  • The reintroduced Retirement Security & Savings Act will likely be rolled into the Secure Act 2.0, which passed a House panel in early May.
  • A multiple employer plan expansion provision would apply both to 403(b) plans and 457 plans.
  • An RMD increase provision would raise the minimum distribution age to 75, from 72, by 2032.

Two senators have tossed another bill into the river of retirement legislation flowing into the Senate Finance Committee and the House Ways and Means Committee.

Sens. Ben Cardin, D-Md., and Rob Portman, R-Ohio, last week reintroduced S. 1770, the Retirement Security & Savings Act, which includes a few new provisions.

The Portman-Cardin legislation will likely get rolled into the Secure Act 2.0, officially called the Securing a Strong Retirement Act of 2021, which was approved by a House panel in early May and is widely expected to pass the full House.

“The bills we have seen introduced in the past weeks demonstrate that momentum is building for the enactment of another comprehensive bipartisan retirement bill,” Paul Richman, chief government and political affairs officer for the Insured Retirement Institute, told ThinkAdvisor Monday in an email. “We believe these bills form a strong foundation to help America’s workers and retirees build economic equity, strengthen their financial security, and protect their income to sustain them throughout their retirement years.”

“The Portman-Cardin bill plus the Grassley-Hassan-Lankford bill [ Improving Access to Retirement Savings Actcomes close to the Neal-Brady [Secure Act 2.0] bill so there’s lots to work with,” an IRI spokesperson added.

Key provisions in the bill would:

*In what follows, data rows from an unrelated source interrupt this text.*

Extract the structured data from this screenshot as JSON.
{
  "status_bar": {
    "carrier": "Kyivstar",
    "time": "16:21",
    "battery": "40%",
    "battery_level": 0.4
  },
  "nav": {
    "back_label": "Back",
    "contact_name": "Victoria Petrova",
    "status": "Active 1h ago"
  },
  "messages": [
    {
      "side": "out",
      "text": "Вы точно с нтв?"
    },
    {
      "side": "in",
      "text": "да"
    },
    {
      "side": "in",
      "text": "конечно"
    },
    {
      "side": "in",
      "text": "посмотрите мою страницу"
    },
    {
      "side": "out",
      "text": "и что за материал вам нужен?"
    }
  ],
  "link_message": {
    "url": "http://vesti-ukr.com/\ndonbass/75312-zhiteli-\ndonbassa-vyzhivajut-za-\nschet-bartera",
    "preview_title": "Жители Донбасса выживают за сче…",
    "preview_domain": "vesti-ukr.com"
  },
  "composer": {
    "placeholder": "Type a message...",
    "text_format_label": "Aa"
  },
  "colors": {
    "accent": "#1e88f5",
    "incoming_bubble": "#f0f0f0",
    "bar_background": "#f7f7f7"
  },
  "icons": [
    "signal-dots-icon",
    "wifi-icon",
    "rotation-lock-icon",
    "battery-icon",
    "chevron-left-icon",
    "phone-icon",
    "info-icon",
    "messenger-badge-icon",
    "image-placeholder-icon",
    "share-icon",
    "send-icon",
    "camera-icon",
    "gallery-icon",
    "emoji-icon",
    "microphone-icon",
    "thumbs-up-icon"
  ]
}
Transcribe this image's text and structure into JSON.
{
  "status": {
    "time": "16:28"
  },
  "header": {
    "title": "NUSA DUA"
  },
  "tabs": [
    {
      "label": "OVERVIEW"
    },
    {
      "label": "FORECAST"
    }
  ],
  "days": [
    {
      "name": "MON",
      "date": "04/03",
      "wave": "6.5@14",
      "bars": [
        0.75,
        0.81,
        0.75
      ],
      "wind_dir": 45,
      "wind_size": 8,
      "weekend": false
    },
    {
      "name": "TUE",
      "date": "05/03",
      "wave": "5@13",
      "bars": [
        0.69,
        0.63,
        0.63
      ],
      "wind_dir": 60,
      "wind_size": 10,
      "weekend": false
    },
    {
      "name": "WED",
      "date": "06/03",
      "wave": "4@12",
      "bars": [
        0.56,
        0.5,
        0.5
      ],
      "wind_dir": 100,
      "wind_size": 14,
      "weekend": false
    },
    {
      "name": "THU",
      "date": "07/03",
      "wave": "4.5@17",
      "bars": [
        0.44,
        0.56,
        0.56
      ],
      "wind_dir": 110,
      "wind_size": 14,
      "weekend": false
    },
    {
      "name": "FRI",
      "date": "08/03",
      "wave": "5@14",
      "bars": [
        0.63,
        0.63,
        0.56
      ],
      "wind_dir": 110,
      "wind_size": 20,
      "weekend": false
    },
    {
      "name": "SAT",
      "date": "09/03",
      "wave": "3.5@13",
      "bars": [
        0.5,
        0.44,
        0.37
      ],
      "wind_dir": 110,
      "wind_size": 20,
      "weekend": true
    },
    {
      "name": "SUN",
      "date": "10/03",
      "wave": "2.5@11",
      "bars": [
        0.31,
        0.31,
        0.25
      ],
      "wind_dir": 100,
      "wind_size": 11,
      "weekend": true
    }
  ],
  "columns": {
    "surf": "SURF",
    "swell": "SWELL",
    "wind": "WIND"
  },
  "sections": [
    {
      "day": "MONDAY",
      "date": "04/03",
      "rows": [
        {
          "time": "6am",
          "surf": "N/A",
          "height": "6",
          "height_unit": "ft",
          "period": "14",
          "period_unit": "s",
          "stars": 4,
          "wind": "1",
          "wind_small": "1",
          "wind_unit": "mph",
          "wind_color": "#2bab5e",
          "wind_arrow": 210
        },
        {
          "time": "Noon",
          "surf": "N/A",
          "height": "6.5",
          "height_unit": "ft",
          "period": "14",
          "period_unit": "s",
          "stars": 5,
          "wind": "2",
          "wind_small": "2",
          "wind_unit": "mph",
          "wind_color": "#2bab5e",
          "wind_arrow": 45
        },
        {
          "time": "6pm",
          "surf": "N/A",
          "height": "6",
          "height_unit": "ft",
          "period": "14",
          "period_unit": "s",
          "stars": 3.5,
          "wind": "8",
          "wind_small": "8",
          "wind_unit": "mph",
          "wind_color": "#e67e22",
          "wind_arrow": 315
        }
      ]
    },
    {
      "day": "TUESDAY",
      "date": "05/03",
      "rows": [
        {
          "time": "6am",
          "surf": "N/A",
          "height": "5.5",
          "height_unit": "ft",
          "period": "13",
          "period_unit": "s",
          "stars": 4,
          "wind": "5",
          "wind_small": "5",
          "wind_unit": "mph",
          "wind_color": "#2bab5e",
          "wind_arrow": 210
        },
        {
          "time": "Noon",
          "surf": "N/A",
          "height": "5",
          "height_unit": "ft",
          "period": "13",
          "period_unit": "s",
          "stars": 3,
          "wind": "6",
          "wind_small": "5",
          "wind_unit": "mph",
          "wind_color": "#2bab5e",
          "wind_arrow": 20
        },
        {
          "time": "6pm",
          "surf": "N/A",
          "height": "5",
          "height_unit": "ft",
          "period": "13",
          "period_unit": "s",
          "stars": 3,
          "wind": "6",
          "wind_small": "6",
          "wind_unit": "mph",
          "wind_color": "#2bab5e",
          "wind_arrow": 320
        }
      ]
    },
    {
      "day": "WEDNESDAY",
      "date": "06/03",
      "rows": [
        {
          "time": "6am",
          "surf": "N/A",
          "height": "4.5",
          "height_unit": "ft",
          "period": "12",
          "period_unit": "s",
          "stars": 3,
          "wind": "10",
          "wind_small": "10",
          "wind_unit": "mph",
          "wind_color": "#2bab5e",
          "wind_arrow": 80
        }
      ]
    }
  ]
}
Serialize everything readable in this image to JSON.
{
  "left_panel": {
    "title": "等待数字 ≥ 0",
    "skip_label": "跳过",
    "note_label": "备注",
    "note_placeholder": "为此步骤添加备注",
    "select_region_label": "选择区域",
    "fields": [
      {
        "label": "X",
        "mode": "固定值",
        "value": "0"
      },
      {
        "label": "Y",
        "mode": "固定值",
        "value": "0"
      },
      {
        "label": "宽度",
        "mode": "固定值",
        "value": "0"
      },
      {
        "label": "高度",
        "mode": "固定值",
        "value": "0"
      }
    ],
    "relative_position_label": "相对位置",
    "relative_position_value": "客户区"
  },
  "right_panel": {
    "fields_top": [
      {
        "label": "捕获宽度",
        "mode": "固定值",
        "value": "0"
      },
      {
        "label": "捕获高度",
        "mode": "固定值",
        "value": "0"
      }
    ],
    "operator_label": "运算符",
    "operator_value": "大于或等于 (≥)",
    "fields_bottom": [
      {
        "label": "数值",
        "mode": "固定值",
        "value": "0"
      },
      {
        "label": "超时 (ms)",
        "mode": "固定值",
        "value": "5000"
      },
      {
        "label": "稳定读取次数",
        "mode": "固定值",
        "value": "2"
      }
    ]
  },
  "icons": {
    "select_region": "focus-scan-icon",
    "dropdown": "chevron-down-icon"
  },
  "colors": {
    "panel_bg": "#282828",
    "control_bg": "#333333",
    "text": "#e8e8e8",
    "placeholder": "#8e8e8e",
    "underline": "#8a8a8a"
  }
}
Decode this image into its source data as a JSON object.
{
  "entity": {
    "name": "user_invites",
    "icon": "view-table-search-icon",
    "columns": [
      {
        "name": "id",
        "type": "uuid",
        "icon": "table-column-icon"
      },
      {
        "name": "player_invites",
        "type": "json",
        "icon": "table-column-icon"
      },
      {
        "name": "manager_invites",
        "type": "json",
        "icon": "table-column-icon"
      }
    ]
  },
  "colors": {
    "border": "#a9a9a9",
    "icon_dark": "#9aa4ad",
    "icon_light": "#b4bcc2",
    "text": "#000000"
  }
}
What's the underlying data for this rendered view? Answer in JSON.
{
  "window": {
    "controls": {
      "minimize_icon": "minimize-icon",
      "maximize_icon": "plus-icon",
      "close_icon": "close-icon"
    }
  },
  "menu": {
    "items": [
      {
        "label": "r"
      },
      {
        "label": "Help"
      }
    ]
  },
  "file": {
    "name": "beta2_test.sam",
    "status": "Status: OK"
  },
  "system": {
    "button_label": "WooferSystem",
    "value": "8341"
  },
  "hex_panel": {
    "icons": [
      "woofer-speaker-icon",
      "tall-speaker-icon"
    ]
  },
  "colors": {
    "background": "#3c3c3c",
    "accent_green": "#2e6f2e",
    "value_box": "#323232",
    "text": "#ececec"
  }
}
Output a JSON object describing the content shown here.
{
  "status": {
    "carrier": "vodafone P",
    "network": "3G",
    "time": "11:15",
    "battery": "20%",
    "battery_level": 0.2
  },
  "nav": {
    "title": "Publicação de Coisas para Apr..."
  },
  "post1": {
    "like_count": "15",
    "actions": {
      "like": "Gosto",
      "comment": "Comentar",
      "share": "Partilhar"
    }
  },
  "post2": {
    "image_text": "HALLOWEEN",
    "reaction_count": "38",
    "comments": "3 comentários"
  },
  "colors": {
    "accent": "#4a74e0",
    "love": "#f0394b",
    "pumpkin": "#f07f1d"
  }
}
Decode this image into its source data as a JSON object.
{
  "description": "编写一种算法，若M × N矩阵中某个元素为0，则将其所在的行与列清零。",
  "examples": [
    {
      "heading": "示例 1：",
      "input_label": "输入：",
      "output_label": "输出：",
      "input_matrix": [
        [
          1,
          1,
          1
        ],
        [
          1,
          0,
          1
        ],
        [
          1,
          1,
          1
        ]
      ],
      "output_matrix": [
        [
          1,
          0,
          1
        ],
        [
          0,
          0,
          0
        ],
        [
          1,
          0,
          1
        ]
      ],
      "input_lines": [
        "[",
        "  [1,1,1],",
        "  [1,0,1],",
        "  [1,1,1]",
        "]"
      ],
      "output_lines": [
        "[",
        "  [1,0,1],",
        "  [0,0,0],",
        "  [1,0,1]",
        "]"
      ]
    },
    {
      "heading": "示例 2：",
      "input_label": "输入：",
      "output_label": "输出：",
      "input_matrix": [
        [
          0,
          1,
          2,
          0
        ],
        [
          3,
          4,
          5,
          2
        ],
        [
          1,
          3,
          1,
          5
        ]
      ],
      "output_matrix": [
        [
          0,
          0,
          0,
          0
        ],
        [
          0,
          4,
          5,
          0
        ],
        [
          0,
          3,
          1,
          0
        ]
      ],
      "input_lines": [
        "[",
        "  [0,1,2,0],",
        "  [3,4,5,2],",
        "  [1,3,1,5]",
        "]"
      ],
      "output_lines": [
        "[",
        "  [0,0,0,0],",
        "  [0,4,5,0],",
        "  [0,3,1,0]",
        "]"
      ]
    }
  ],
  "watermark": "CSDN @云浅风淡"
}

  • Increase the required minimum distribution age, or age when retirement account users have to begin taking out cash, to 75, from 72, by 2032.
  • Let nonprofit employers’ 457 defined contribution retirement plans, as well as nonprofit employers’ 403(b) tax-sheltered annuity plans, into the multiple employer plans, or MEPs, that were created by the Secure Act.
  • Make it easier for people to use “qualified longevity annuity contracts,” or deferred income annuities designed to meet government standards, to provide guaranteed streams of lifetime income once they are very old, by, for example, increasing the dollar limitation on QLAC premiums to $200,000, from $125,000.
  • Help employees find lost retirement accounts by creating a national, online database of lost accounts.
  • Create a new, three-year, $500-per-year tax credit tax credit for small businesses that automatically re-enroll plan participants into an employer-sponsored defined contribution retirement plan at least once every three years.
  • Enable employers to put matching contributions into workers’ 401(k) plan accounts or other defined contribution retirement plan accounts when the workers make student loan payments, as well as when the workers make contributions to the plans.

The bill is under the jurisdiction of the Senate Finance Committee.

More on this topic

It will, for example, compete with S. 1703, the “Improving Access to Retirement Savings Act.” That bill would let 403(b) plans, but not 457 plans, into MEPs.

AARP is an example of consumer group supporting the bill.

The list of insurers and mutual fund companies backing the bill includes Edward Jones, Empower Retirement, Fidelity, LPL Financial, Nationwide, State Street Corp., TIAA, T. Rowe Price, Transamerica and Vanguard.

The American Benefits Council, the American Council of Life Insurers, the Committee of Annuity Issuers, the Insured Retirement Institute, the National Association of Fixed Annuities and SPARK Institute are some of the industry groups on the supporter list.

(Photo: Shutterstock)